Anonymous said...

We used to be free

Anonymous said...

Parting gift from O'Malley.

Discipline stats are less trustworthy because of statewide emphasis on showing reduced trouble. But common sense and eyes of teachers and students in the halls verify that those mandated to be in school against their wishes did not suddenly turn into productive students. This year promises a repeat.

The school districts are complying with a law they didn't pass. Fie on O'Malley and his enablers.

Anonymous said...

Looking at this from the compulsory education side is a nice thing.
But what might not be in capital letters is that the least that we can expect from this is that it is also a way to keep the nanny state's charges in mandatory confinement (i.e., government daycare with 2 to 3 meals every weekday for most) six or seven hours per day for two additional years.

Anonymous said...

Another Ignorant move by the Government School System. WHY on earth would you make 18 year old slackies remain in the school system to do nothing but cause trouble and recruit mush minds to join them. Teachers have enough problems because these failing schools are NOT allowed to discipline from K forward. So VERY Sad.

bayman said...

Two types of diplomas. One for those who actually work hard at their education and the Affirmative Action diplomas for those who are not smart enough or do not work hard at all for their education. They think that them having a diploma will help them through life. How can someone complain that a test was made too hard for for people of color to pass. Just how do you do that? Someone please tell me.
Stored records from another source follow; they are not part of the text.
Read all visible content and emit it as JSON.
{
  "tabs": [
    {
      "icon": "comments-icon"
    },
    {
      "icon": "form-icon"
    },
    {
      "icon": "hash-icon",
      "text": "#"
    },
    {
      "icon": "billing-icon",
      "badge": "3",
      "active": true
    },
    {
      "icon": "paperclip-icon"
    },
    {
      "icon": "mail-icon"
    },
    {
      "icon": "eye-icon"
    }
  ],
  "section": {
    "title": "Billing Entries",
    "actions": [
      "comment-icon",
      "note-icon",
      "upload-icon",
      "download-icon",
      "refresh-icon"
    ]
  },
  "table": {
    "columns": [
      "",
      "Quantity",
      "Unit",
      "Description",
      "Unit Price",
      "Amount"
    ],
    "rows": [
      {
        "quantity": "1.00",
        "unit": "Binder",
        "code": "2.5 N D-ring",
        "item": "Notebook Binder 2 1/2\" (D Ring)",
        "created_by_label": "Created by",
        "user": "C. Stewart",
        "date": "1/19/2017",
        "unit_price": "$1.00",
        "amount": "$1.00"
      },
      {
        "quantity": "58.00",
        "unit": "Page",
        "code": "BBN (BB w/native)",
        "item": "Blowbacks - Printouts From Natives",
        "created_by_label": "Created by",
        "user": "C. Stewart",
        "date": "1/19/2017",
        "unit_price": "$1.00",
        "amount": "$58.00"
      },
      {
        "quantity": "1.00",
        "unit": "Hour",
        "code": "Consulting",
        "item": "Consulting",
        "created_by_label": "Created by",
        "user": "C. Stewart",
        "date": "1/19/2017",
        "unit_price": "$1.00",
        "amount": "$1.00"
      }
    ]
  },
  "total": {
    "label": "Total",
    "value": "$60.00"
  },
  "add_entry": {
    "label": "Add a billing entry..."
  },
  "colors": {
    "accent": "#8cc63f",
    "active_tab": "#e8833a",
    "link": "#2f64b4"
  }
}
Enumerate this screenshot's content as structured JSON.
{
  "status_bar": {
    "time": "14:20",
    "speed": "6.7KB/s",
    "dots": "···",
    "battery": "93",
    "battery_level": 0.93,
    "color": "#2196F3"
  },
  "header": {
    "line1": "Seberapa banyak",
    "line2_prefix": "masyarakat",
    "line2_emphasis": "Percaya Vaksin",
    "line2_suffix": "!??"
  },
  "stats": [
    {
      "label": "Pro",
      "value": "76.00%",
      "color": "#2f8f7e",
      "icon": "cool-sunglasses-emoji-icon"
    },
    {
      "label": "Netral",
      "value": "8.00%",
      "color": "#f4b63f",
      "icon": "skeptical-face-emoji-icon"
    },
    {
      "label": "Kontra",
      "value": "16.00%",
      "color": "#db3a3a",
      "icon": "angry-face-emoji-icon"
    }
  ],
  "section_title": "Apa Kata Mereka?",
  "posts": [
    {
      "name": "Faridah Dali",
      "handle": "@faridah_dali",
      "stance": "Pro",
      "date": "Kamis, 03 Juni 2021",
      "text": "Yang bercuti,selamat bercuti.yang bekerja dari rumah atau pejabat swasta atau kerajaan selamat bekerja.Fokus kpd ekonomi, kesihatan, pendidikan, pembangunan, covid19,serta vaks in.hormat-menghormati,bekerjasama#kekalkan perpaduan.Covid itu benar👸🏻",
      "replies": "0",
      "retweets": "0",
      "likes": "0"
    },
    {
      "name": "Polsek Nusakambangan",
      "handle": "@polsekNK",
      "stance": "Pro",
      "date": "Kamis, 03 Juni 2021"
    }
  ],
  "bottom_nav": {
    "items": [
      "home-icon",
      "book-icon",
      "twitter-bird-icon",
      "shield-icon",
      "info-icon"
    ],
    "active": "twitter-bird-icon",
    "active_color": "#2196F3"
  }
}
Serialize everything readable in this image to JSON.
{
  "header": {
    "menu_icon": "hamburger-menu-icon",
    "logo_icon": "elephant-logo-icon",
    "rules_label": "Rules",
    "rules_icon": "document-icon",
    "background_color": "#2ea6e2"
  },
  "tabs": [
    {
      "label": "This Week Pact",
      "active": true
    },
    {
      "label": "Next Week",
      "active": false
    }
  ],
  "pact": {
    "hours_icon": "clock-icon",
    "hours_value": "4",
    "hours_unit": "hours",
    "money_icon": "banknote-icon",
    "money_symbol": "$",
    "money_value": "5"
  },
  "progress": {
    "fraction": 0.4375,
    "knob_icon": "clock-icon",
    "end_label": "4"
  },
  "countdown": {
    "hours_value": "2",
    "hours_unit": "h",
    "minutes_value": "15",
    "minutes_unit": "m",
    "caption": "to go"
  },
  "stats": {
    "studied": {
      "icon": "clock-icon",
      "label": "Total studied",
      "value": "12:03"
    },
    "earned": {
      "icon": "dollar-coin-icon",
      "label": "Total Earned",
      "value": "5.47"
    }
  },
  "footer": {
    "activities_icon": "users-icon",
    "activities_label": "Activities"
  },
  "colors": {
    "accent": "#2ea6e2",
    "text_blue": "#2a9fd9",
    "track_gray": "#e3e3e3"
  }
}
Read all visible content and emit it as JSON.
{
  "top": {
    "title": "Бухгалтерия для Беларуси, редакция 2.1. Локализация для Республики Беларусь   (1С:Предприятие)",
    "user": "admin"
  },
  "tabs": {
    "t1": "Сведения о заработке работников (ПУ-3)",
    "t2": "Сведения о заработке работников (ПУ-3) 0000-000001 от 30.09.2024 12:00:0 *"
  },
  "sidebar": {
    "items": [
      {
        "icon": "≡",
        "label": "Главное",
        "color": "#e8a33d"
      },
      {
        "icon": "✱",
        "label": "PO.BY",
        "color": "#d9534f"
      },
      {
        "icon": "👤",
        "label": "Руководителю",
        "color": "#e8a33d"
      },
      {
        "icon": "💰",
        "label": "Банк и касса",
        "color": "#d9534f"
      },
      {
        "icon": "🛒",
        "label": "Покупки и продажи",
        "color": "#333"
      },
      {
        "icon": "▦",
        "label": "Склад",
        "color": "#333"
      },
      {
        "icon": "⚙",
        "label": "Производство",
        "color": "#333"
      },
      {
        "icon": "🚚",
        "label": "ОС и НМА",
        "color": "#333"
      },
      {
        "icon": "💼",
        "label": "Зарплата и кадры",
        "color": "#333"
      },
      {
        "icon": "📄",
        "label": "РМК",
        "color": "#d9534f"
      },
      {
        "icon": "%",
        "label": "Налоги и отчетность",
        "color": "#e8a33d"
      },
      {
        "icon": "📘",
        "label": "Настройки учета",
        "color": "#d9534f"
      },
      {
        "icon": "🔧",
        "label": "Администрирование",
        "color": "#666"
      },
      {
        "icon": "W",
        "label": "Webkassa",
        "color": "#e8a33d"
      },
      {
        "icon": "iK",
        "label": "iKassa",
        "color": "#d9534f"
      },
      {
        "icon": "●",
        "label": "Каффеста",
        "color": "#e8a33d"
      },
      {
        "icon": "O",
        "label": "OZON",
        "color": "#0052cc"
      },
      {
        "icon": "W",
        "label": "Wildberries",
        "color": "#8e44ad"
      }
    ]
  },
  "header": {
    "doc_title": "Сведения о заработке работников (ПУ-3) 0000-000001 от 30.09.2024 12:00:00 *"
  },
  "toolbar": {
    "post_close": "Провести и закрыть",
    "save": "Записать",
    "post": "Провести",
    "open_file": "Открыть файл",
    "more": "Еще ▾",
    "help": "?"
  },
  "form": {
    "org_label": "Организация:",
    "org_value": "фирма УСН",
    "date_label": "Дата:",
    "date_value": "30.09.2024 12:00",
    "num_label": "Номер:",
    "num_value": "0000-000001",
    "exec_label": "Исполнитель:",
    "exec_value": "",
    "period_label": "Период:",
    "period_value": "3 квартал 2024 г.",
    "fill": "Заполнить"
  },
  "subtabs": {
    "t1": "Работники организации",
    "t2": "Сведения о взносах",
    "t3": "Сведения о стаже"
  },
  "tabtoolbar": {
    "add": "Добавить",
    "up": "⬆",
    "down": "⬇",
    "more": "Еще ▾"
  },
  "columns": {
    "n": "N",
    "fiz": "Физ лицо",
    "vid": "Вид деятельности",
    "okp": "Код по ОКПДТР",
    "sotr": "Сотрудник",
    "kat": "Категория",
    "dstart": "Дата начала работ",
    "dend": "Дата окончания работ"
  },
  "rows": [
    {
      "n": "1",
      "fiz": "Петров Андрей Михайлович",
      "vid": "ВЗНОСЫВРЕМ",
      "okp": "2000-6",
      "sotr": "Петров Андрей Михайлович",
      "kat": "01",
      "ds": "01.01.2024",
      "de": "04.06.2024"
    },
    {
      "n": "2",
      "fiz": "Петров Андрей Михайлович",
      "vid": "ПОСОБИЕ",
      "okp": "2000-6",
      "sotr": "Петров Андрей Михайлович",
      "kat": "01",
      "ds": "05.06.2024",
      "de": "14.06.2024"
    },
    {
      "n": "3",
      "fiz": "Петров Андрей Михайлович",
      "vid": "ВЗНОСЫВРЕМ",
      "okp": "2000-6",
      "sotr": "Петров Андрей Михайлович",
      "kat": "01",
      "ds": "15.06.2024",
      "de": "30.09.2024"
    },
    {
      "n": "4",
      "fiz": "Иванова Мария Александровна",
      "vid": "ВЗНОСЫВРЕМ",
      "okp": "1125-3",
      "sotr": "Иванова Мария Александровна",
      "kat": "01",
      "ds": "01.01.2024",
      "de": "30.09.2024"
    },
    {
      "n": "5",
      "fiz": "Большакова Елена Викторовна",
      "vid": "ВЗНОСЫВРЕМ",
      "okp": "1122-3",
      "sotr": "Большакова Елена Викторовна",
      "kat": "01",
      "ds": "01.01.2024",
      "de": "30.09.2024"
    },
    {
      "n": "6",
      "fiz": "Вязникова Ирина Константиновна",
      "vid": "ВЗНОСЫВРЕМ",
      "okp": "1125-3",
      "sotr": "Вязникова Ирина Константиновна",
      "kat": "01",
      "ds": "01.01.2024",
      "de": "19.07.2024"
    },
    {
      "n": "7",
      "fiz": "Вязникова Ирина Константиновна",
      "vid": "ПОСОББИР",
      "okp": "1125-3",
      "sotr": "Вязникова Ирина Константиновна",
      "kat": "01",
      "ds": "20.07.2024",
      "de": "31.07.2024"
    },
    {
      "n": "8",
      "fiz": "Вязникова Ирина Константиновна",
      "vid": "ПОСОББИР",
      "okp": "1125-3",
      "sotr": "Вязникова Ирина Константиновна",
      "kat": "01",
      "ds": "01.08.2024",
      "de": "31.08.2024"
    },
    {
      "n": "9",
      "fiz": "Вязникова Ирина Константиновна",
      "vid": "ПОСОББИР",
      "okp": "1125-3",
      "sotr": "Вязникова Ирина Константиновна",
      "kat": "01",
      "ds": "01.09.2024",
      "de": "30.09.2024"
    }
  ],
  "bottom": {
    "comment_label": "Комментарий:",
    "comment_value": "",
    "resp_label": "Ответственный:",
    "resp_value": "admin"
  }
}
bayman said...

Two more years of party time and free food. Must have been some complaining being done.